What would happen if a star writer went back to the darker themes of the original fairy tales for plots, and then crossed the Disney princesses with Charlie’s Angels? What he’d end up with is The Mermaid’s Madness, a whole new take on The Little Mermaid. And with Jim C. Hines, of Jig the Goblin fame, penning the tale, you canbet itwon?t be ?Theylived happily ever after.?


“Sorry, Princess. Just because your story had a happy ending doesn’t mean everyone else’s will.”


We’ve revisited Cinderella. Now we get to see The Little Mermaid’s tale all over again, and her ending. This was so much more interesting, because Lirea has been driven absolutely insane.

The first half was a bit slow, as the book tried to find the direction it wanted to take. There is a lot of joking around again. Yet, the ending once again pulls it together. With 30% of the book left, it pulled all the parts it was trying to find together and made a solid end out of it all.

The Mermaid’s Madness takes the story we’ve all seen before, and puts a less fairy tale spin on it. It adds in the fact that messing with people magically is totally going to fuck them up. By now, you’ll have probably realised that in this story, no happily ever after is truly happily ever after. This is no different. By the end, I really felt sorry for Lireal. Also, it took me 55% of the book for me to notice that was Ariel all jumbled up, and I’m disappointed in myself.

With a new book we welcome a new narration style. The Stepsister’s Scheme was focused only on Danielle, but in The Mermaid’s Madness, it is opened up to everyone. We see a point of view from all of the mains, plus Lirea. It also shows that this isn’t Danielle’s book like last time. This is Lirea’s story, it is Snow’s Story, and it is a little bit of Danielle’s story, too. Danielle keeps trying to take over, but she learns to share this time around.

In this one, Snow is working on herself and her magic. That is why this is partly her story, we spend a lot of time with her as she learns how to work her magic better. Talia is lost in her head a lot, as she feels guilty for the queen getting hurt. Danielle is still mostly useless, though. The only thing Danielle does is hold the group together. Both Snow and Talia look towards her to lead them, though I still can’t quite figure out why.

Again, this is mostly a feminine cast. Every major character in both of these books is female. The boys are off to the side. In the last book, it felt really masculine. They were joking, but they felt like the kind of jokes young teenage boys would make. In this one, it feels more feminine. I can’t point to any one change, (though I can point to a single joke that made me go “aha! feminine!” – it involved a diaper joke) but I felt like I was with a group of females this time.

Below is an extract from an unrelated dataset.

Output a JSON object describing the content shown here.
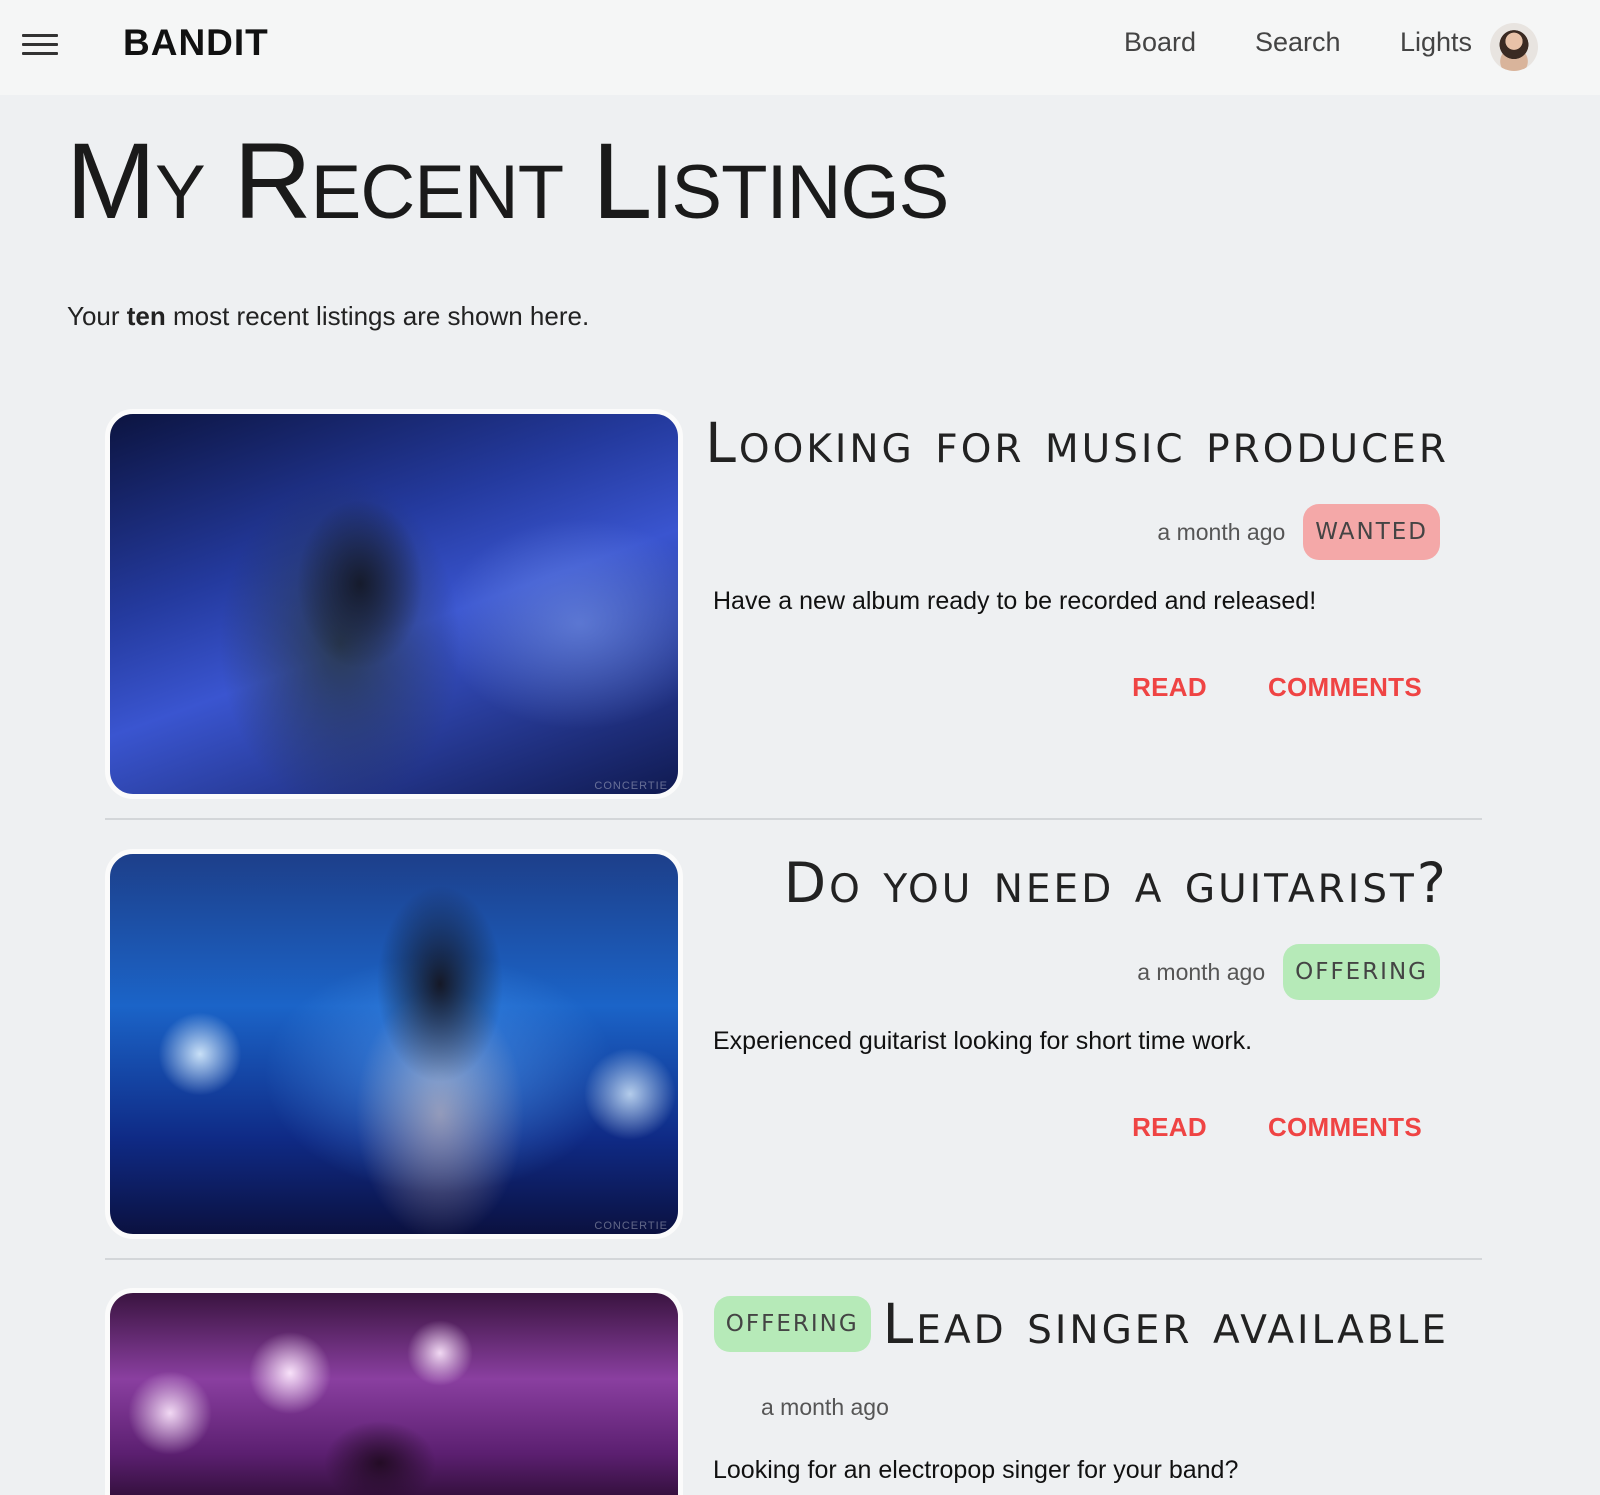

Once again, this is a tale of life or death. Queen Beatrice will die if they don’t find a way to save her. Yet, they play around and joke and have fun. It just doesn’t fit. At one point, Snow is actively playing tricks on others for her own amusement. Yet, I will admit Jim C. Hines makes marvelous turns of phrase. “Oh, go fondle a dragon.” “Kraken bugger us all!” come to mind. 

I love the concept of these books. I like seeing the dark side of the story. I just wish I could figure out what I was missing to like these better.

To read more reviews for this series, check out the Princess series page!